Items from a dataset

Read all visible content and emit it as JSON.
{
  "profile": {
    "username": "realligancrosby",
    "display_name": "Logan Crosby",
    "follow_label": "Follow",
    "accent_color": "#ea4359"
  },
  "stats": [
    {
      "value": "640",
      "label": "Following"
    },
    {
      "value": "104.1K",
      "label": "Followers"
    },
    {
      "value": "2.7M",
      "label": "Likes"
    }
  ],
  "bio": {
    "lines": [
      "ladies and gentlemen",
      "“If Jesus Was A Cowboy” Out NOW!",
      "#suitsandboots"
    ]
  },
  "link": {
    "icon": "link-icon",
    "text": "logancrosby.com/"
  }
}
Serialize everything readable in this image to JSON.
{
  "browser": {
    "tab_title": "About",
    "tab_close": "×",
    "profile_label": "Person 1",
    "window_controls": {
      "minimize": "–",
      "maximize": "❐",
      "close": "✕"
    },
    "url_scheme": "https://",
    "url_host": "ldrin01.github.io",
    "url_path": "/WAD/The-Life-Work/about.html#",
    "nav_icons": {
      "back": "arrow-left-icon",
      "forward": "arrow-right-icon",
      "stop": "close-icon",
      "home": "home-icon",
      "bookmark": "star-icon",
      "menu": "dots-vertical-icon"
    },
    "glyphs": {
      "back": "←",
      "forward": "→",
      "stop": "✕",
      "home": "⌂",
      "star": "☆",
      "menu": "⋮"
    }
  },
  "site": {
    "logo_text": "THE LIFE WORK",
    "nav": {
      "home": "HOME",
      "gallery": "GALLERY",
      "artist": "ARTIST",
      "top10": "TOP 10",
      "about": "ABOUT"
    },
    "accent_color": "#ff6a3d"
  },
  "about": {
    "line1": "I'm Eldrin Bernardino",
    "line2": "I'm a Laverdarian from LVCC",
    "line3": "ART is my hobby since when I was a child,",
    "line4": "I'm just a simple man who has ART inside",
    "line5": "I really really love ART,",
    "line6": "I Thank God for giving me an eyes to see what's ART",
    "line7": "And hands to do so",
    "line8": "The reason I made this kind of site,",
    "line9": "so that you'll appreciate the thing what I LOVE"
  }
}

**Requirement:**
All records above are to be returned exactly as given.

**Answer for this exercise:**
Read all visible content and emit it as JSON.
{
  "profile": {
    "username": "realligancrosby",
    "display_name": "Logan Crosby",
    "follow_label": "Follow",
    "accent_color": "#ea4359"
  },
  "stats": [
    {
      "value": "640",
      "label": "Following"
    },
    {
      "value": "104.1K",
      "label": "Followers"
    },
    {
      "value": "2.7M",
      "label": "Likes"
    }
  ],
  "bio": {
    "lines": [
      "ladies and gentlemen",
      "“If Jesus Was A Cowboy” Out NOW!",
      "#suitsandboots"
    ]
  },
  "link": {
    "icon": "link-icon",
    "text": "logancrosby.com/"
  }
}
Serialize everything readable in this image to JSON.
{
  "browser": {
    "tab_title": "About",
    "tab_close": "×",
    "profile_label": "Person 1",
    "window_controls": {
      "minimize": "–",
      "maximize": "❐",
      "close": "✕"
    },
    "url_scheme": "https://",
    "url_host": "ldrin01.github.io",
    "url_path": "/WAD/The-Life-Work/about.html#",
    "nav_icons": {
      "back": "arrow-left-icon",
      "forward": "arrow-right-icon",
      "stop": "close-icon",
      "home": "home-icon",
      "bookmark": "star-icon",
      "menu": "dots-vertical-icon"
    },
    "glyphs": {
      "back": "←",
      "forward": "→",
      "stop": "✕",
      "home": "⌂",
      "star": "☆",
      "menu": "⋮"
    }
  },
  "site": {
    "logo_text": "THE LIFE WORK",
    "nav": {
      "home": "HOME",
      "gallery": "GALLERY",
      "artist": "ARTIST",
      "top10": "TOP 10",
      "about": "ABOUT"
    },
    "accent_color": "#ff6a3d"
  },
  "about": {
    "line1": "I'm Eldrin Bernardino",
    "line2": "I'm a Laverdarian from LVCC",
    "line3": "ART is my hobby since when I was a child,",
    "line4": "I'm just a simple man who has ART inside",
    "line5": "I really really love ART,",
    "line6": "I Thank God for giving me an eyes to see what's ART",
    "line7": "And hands to do so",
    "line8": "The reason I made this kind of site,",
    "line9": "so that you'll appreciate the thing what I LOVE"
  }
}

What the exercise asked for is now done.